Interface dataset entries:
--------

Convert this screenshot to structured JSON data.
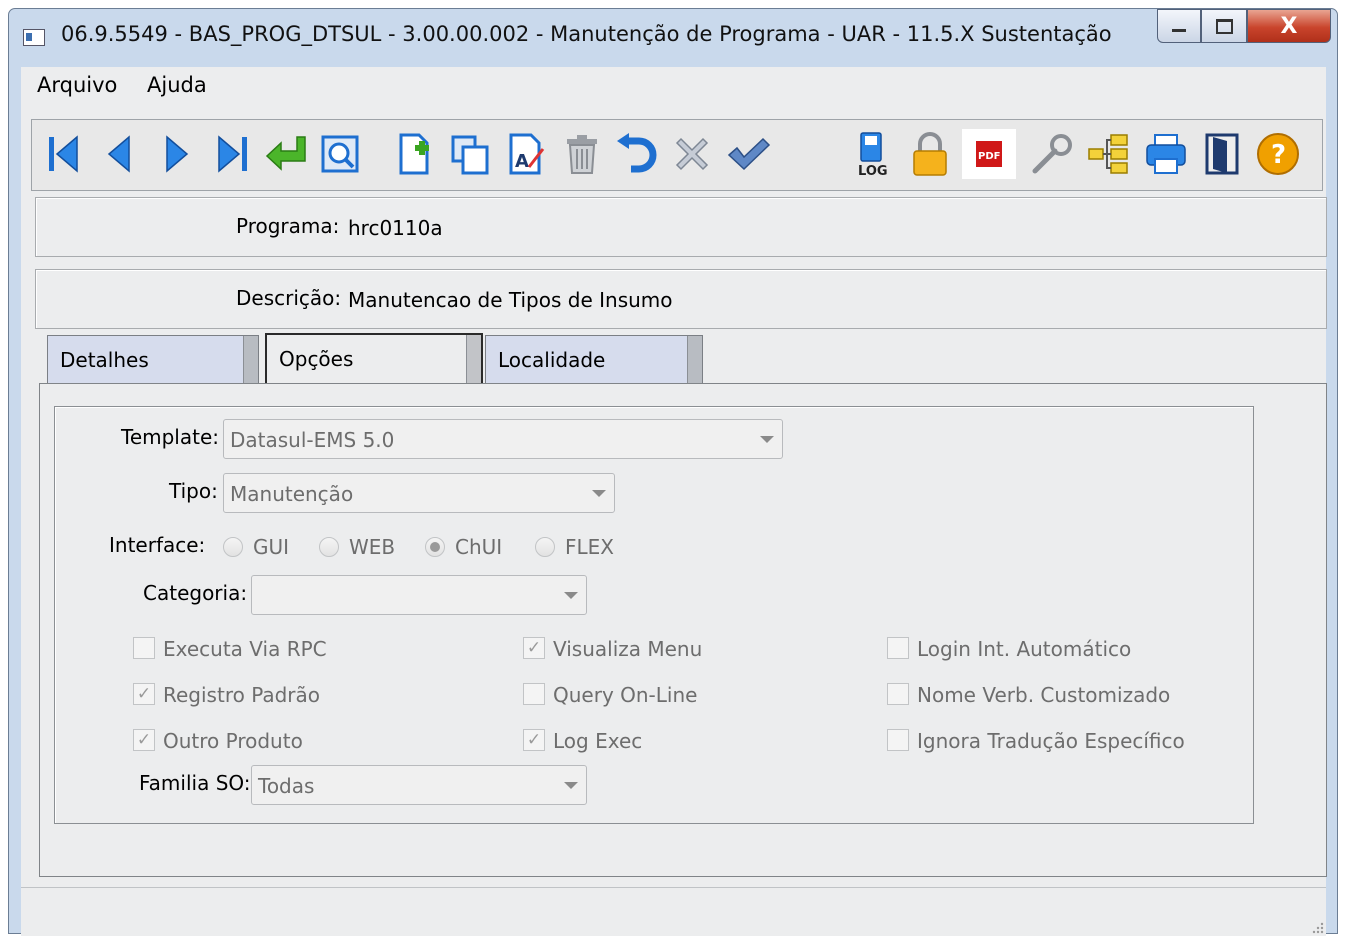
{
  "window": {
    "title": "06.9.5549 - BAS_PROG_DTSUL - 3.00.00.002 - Manutenção de Programa - UAR - 11.5.X Sustentação",
    "controls": [
      "minimize-icon",
      "maximize-icon",
      "close-icon"
    ],
    "close_glyph": "X"
  },
  "menubar": {
    "items": [
      {
        "label": "Arquivo"
      },
      {
        "label": "Ajuda"
      }
    ]
  },
  "toolbar": {
    "buttons": [
      "first-record-icon",
      "previous-record-icon",
      "next-record-icon",
      "last-record-icon",
      "go-to-icon",
      "search-icon",
      "new-document-icon",
      "copy-icon",
      "edit-icon",
      "delete-icon",
      "undo-icon",
      "cancel-icon",
      "confirm-icon",
      "log-icon",
      "lock-icon",
      "pdf-icon",
      "wrench-icon",
      "tree-icon",
      "print-icon",
      "exit-icon",
      "help-icon"
    ],
    "log_text": "LOG",
    "pdf_text": "PDF",
    "help_glyph": "?"
  },
  "programa": {
    "label": "Programa:",
    "value": "hrc0110a"
  },
  "descricao": {
    "label": "Descrição:",
    "value": "Manutencao de Tipos de Insumo"
  },
  "tabs": [
    {
      "label": "Detalhes",
      "active": false
    },
    {
      "label": "Opções",
      "active": true
    },
    {
      "label": "Localidade",
      "active": false
    }
  ],
  "form": {
    "template": {
      "label": "Template:",
      "value": "Datasul-EMS 5.0"
    },
    "tipo": {
      "label": "Tipo:",
      "value": "Manutenção"
    },
    "interface": {
      "label": "Interface:",
      "options": [
        {
          "label": "GUI",
          "selected": false
        },
        {
          "label": "WEB",
          "selected": false
        },
        {
          "label": "ChUI",
          "selected": true
        },
        {
          "label": "FLEX",
          "selected": false
        }
      ]
    },
    "categoria": {
      "label": "Categoria:",
      "value": ""
    },
    "checkboxes": [
      {
        "label": "Executa Via RPC",
        "checked": false
      },
      {
        "label": "Visualiza Menu",
        "checked": true
      },
      {
        "label": "Login Int. Automático",
        "checked": false
      },
      {
        "label": "Registro Padrão",
        "checked": true
      },
      {
        "label": "Query On-Line",
        "checked": false
      },
      {
        "label": "Nome Verb. Customizado",
        "checked": false
      },
      {
        "label": "Outro Produto",
        "checked": true
      },
      {
        "label": "Log Exec",
        "checked": true
      },
      {
        "label": "Ignora Tradução Específico",
        "checked": false
      }
    ],
    "check_glyph": "✓",
    "familia_so": {
      "label": "Familia SO:",
      "value": "Todas"
    }
  },
  "colors": {
    "accent_blue": "#1e6fd0",
    "green_arrow": "#3aa521",
    "help_orange": "#f0a000",
    "pdf_red": "#d01818"
  }
}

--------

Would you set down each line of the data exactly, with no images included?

| Response |
Convert this screenshot to structured JSON data.
{
  "window": {
    "title": "06.9.5549 - BAS_PROG_DTSUL - 3.00.00.002 - Manutenção de Programa - UAR - 11.5.X Sustentação",
    "controls": [
      "minimize-icon",
      "maximize-icon",
      "close-icon"
    ],
    "close_glyph": "X"
  },
  "menubar": {
    "items": [
      {
        "label": "Arquivo"
      },
      {
        "label": "Ajuda"
      }
    ]
  },
  "toolbar": {
    "buttons": [
      "first-record-icon",
      "previous-record-icon",
      "next-record-icon",
      "last-record-icon",
      "go-to-icon",
      "search-icon",
      "new-document-icon",
      "copy-icon",
      "edit-icon",
      "delete-icon",
      "undo-icon",
      "cancel-icon",
      "confirm-icon",
      "log-icon",
      "lock-icon",
      "pdf-icon",
      "wrench-icon",
      "tree-icon",
      "print-icon",
      "exit-icon",
      "help-icon"
    ],
    "log_text": "LOG",
    "pdf_text": "PDF",
    "help_glyph": "?"
  },
  "programa": {
    "label": "Programa:",
    "value": "hrc0110a"
  },
  "descricao": {
    "label": "Descrição:",
    "value": "Manutencao de Tipos de Insumo"
  },
  "tabs": [
    {
      "label": "Detalhes",
      "active": false
    },
    {
      "label": "Opções",
      "active": true
    },
    {
      "label": "Localidade",
      "active": false
    }
  ],
  "form": {
    "template": {
      "label": "Template:",
      "value": "Datasul-EMS 5.0"
    },
    "tipo": {
      "label": "Tipo:",
      "value": "Manutenção"
    },
    "interface": {
      "label": "Interface:",
      "options": [
        {
          "label": "GUI",
          "selected": false
        },
        {
          "label": "WEB",
          "selected": false
        },
        {
          "label": "ChUI",
          "selected": true
        },
        {
          "label": "FLEX",
          "selected": false
        }
      ]
    },
    "categoria": {
      "label": "Categoria:",
      "value": ""
    },
    "checkboxes": [
      {
        "label": "Executa Via RPC",
        "checked": false
      },
      {
        "label": "Visualiza Menu",
        "checked": true
      },
      {
        "label": "Login Int. Automático",
        "checked": false
      },
      {
        "label": "Registro Padrão",
        "checked": true
      },
      {
        "label": "Query On-Line",
        "checked": false
      },
      {
        "label": "Nome Verb. Customizado",
        "checked": false
      },
      {
        "label": "Outro Produto",
        "checked": true
      },
      {
        "label": "Log Exec",
        "checked": true
      },
      {
        "label": "Ignora Tradução Específico",
        "checked": false
      }
    ],
    "check_glyph": "✓",
    "familia_so": {
      "label": "Familia SO:",
      "value": "Todas"
    }
  },
  "colors": {
    "accent_blue": "#1e6fd0",
    "green_arrow": "#3aa521",
    "help_orange": "#f0a000",
    "pdf_red": "#d01818"
  }
}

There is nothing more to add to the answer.